§ **Exercise goal**
Return all the entries word for word, minus the pictures.

§ **Provided entries**
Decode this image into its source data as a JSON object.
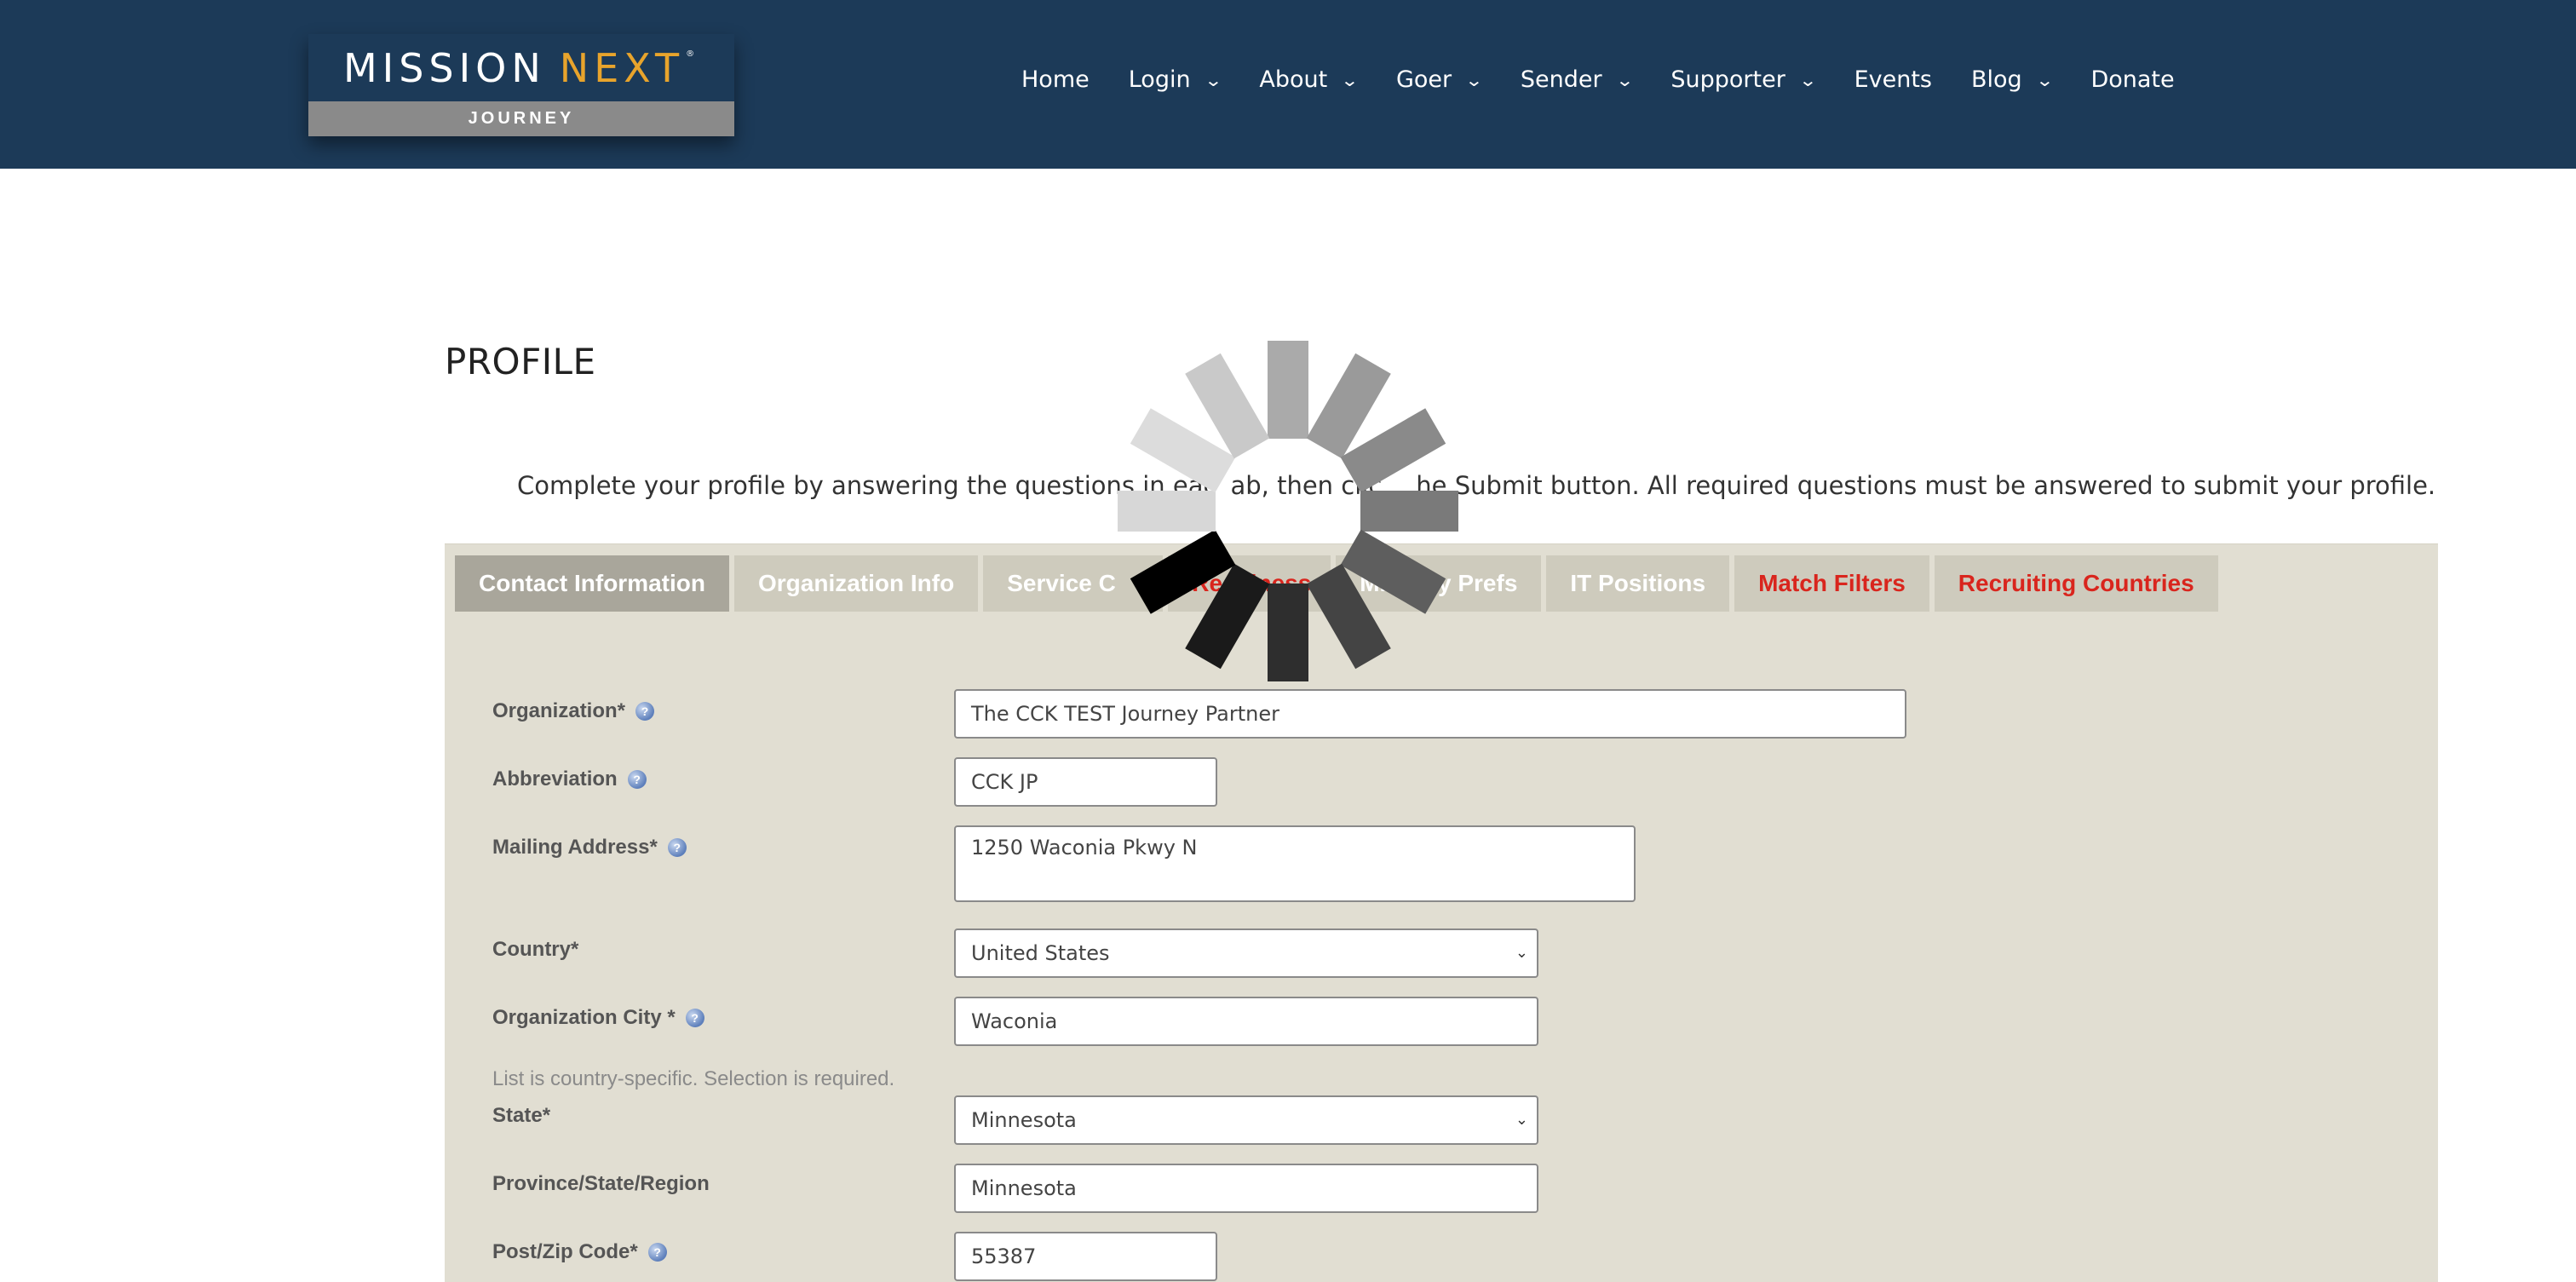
{
  "header": {
    "logo": {
      "word1": "MISSION",
      "word2": "NEXT",
      "tm": "®",
      "subtitle": "JOURNEY"
    },
    "nav": [
      {
        "label": "Home",
        "has_dropdown": false
      },
      {
        "label": "Login",
        "has_dropdown": true
      },
      {
        "label": "About",
        "has_dropdown": true
      },
      {
        "label": "Goer",
        "has_dropdown": true
      },
      {
        "label": "Sender",
        "has_dropdown": true
      },
      {
        "label": "Supporter",
        "has_dropdown": true
      },
      {
        "label": "Events",
        "has_dropdown": false
      },
      {
        "label": "Blog",
        "has_dropdown": true
      },
      {
        "label": "Donate",
        "has_dropdown": false
      }
    ]
  },
  "page": {
    "title": "PROFILE",
    "intro_left": "Complete your profile by answering the questions in eac",
    "intro_mid": "ab, then clic",
    "intro_right": "he Submit button. All required questions must be answered to submit your profile."
  },
  "tabs": [
    {
      "label": "Contact Information",
      "active": true,
      "color": "#ffffff"
    },
    {
      "label": "Organization Info",
      "active": false,
      "color": "#ffffff"
    },
    {
      "label": "Service C",
      "active": false,
      "color": "#ffffff"
    },
    {
      "label": "Readiness",
      "active": false,
      "color": "#d9251d"
    },
    {
      "label": "Ministry Prefs",
      "active": false,
      "color": "#ffffff"
    },
    {
      "label": "IT Positions",
      "active": false,
      "color": "#ffffff"
    },
    {
      "label": "Match Filters",
      "active": false,
      "color": "#d9251d"
    },
    {
      "label": "Recruiting Countries",
      "active": false,
      "color": "#d9251d"
    }
  ],
  "form": {
    "organization": {
      "label": "Organization*",
      "value": "The CCK TEST Journey Partner"
    },
    "abbreviation": {
      "label": "Abbreviation",
      "value": "CCK JP"
    },
    "mailing_address": {
      "label": "Mailing Address*",
      "value": "1250 Waconia Pkwy N"
    },
    "country": {
      "label": "Country*",
      "value": "United States"
    },
    "city": {
      "label": "Organization City *",
      "value": "Waconia"
    },
    "state_note": "List is country-specific. Selection is required.",
    "state": {
      "label": "State*",
      "value": "Minnesota"
    },
    "province": {
      "label": "Province/State/Region",
      "value": "Minnesota"
    },
    "zip": {
      "label": "Post/Zip Code*",
      "value": "55387"
    }
  },
  "icons": {
    "help": "help-question-icon",
    "loading": "loading-spinner-icon",
    "dropdown": "chevron-down-icon"
  },
  "colors": {
    "header_bg": "#1c3a58",
    "accent": "#e8a42c",
    "panel_bg": "#e1ded2",
    "required_tab": "#d9251d"
  }
}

§ **Problem solution**
Decode this image into its source data as a JSON object.
{
  "header": {
    "logo": {
      "word1": "MISSION",
      "word2": "NEXT",
      "tm": "®",
      "subtitle": "JOURNEY"
    },
    "nav": [
      {
        "label": "Home",
        "has_dropdown": false
      },
      {
        "label": "Login",
        "has_dropdown": true
      },
      {
        "label": "About",
        "has_dropdown": true
      },
      {
        "label": "Goer",
        "has_dropdown": true
      },
      {
        "label": "Sender",
        "has_dropdown": true
      },
      {
        "label": "Supporter",
        "has_dropdown": true
      },
      {
        "label": "Events",
        "has_dropdown": false
      },
      {
        "label": "Blog",
        "has_dropdown": true
      },
      {
        "label": "Donate",
        "has_dropdown": false
      }
    ]
  },
  "page": {
    "title": "PROFILE",
    "intro_left": "Complete your profile by answering the questions in eac",
    "intro_mid": "ab, then clic",
    "intro_right": "he Submit button. All required questions must be answered to submit your profile."
  },
  "tabs": [
    {
      "label": "Contact Information",
      "active": true,
      "color": "#ffffff"
    },
    {
      "label": "Organization Info",
      "active": false,
      "color": "#ffffff"
    },
    {
      "label": "Service C",
      "active": false,
      "color": "#ffffff"
    },
    {
      "label": "Readiness",
      "active": false,
      "color": "#d9251d"
    },
    {
      "label": "Ministry Prefs",
      "active": false,
      "color": "#ffffff"
    },
    {
      "label": "IT Positions",
      "active": false,
      "color": "#ffffff"
    },
    {
      "label": "Match Filters",
      "active": false,
      "color": "#d9251d"
    },
    {
      "label": "Recruiting Countries",
      "active": false,
      "color": "#d9251d"
    }
  ],
  "form": {
    "organization": {
      "label": "Organization*",
      "value": "The CCK TEST Journey Partner"
    },
    "abbreviation": {
      "label": "Abbreviation",
      "value": "CCK JP"
    },
    "mailing_address": {
      "label": "Mailing Address*",
      "value": "1250 Waconia Pkwy N"
    },
    "country": {
      "label": "Country*",
      "value": "United States"
    },
    "city": {
      "label": "Organization City *",
      "value": "Waconia"
    },
    "state_note": "List is country-specific. Selection is required.",
    "state": {
      "label": "State*",
      "value": "Minnesota"
    },
    "province": {
      "label": "Province/State/Region",
      "value": "Minnesota"
    },
    "zip": {
      "label": "Post/Zip Code*",
      "value": "55387"
    }
  },
  "icons": {
    "help": "help-question-icon",
    "loading": "loading-spinner-icon",
    "dropdown": "chevron-down-icon"
  },
  "colors": {
    "header_bg": "#1c3a58",
    "accent": "#e8a42c",
    "panel_bg": "#e1ded2",
    "required_tab": "#d9251d"
  }
}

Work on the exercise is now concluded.